### Work instructions
If a line in the data contains "title", copy it out.

Entries from a dataset of interfaces
▽

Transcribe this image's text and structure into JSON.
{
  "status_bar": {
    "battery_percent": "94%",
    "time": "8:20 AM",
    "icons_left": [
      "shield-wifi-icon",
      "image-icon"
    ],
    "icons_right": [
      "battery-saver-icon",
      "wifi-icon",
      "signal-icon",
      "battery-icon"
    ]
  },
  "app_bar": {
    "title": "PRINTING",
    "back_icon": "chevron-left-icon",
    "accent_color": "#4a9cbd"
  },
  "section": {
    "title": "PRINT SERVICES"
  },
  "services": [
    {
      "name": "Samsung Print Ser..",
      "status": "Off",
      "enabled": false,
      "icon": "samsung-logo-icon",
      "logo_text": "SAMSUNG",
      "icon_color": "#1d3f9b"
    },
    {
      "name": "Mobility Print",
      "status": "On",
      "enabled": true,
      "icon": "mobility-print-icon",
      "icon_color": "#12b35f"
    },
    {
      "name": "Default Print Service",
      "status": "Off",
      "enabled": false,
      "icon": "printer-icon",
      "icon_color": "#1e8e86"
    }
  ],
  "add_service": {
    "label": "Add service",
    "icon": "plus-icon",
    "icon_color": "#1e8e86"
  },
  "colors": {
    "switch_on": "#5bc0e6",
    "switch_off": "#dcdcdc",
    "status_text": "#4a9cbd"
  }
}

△
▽

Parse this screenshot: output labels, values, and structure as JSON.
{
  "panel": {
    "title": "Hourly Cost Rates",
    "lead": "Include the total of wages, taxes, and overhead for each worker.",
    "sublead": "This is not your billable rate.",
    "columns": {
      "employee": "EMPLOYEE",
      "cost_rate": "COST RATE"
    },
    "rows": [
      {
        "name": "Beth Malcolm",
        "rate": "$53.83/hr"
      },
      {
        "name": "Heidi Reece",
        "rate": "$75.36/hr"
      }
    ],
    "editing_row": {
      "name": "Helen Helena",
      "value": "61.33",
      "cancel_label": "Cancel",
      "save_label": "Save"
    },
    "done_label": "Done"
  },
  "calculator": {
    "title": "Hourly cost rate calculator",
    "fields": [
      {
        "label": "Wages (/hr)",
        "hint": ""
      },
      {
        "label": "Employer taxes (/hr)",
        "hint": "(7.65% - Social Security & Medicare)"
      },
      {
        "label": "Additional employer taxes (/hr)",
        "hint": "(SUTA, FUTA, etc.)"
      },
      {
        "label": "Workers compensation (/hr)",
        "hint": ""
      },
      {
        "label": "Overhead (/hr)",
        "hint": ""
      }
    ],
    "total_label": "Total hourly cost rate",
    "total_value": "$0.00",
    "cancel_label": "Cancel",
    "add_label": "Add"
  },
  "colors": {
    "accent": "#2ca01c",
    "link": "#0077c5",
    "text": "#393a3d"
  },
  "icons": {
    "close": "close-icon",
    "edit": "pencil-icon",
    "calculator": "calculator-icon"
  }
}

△

### Result of the task
    "title": "PRINTING",
    "title": "PRINT SERVICES"
    "title": "Hourly Cost Rates",
    "title": "Hourly cost rate calculator",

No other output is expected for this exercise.